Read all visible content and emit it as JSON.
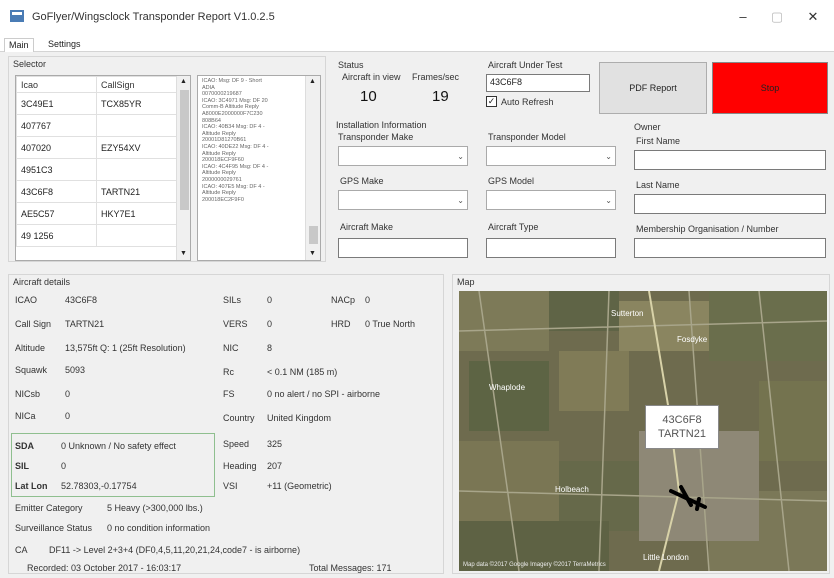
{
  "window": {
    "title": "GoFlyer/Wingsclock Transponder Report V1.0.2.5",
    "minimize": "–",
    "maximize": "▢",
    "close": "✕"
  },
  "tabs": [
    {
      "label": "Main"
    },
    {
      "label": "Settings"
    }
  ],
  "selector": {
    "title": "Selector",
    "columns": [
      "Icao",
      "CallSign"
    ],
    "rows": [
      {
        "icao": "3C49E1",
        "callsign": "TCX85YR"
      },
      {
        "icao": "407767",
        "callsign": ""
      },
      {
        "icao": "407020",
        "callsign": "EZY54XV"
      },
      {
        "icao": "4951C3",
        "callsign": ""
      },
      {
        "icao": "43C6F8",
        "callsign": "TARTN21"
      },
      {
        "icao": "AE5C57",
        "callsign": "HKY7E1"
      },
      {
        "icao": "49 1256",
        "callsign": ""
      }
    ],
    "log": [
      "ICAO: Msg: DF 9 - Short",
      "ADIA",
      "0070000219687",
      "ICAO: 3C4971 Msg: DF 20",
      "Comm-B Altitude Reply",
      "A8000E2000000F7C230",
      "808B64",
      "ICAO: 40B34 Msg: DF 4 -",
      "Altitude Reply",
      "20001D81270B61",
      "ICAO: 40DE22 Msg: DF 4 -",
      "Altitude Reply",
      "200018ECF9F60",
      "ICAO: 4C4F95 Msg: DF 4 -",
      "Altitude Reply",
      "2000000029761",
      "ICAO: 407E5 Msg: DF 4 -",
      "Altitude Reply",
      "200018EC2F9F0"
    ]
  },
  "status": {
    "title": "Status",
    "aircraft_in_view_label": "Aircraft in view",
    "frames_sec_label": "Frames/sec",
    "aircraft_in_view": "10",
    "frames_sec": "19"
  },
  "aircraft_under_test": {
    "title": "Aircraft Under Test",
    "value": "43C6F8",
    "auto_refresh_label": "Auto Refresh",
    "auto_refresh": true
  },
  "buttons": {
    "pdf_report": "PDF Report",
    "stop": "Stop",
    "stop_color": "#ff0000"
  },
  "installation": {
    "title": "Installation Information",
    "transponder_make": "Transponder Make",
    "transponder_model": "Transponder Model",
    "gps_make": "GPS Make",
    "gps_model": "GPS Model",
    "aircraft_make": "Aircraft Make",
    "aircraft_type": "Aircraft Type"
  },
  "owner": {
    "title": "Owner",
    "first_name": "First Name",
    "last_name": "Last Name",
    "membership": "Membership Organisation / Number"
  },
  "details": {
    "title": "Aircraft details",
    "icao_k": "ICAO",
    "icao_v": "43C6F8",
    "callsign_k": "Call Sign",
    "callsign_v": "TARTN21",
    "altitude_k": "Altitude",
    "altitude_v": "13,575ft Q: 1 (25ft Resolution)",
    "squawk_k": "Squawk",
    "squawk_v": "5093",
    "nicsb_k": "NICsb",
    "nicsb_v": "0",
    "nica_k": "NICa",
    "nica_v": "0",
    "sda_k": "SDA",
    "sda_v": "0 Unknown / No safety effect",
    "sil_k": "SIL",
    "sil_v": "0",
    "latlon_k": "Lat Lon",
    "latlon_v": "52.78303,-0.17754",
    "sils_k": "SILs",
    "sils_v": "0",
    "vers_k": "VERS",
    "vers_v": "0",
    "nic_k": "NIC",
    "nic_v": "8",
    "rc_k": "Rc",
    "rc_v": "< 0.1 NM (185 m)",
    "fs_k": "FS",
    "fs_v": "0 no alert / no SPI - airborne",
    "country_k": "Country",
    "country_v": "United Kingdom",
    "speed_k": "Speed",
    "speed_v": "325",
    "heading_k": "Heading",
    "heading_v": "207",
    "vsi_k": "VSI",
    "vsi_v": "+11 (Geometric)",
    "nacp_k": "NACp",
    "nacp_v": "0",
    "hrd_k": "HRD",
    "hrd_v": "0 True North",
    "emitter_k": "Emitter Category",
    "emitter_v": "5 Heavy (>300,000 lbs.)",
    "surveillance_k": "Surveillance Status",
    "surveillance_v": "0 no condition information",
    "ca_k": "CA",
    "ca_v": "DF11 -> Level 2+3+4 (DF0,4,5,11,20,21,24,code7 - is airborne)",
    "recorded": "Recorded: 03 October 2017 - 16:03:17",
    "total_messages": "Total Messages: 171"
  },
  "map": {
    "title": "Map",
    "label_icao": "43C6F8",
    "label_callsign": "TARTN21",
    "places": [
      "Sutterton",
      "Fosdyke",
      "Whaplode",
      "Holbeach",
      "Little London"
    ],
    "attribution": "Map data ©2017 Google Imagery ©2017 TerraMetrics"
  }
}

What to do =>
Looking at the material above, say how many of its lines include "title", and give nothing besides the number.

Output below =>
8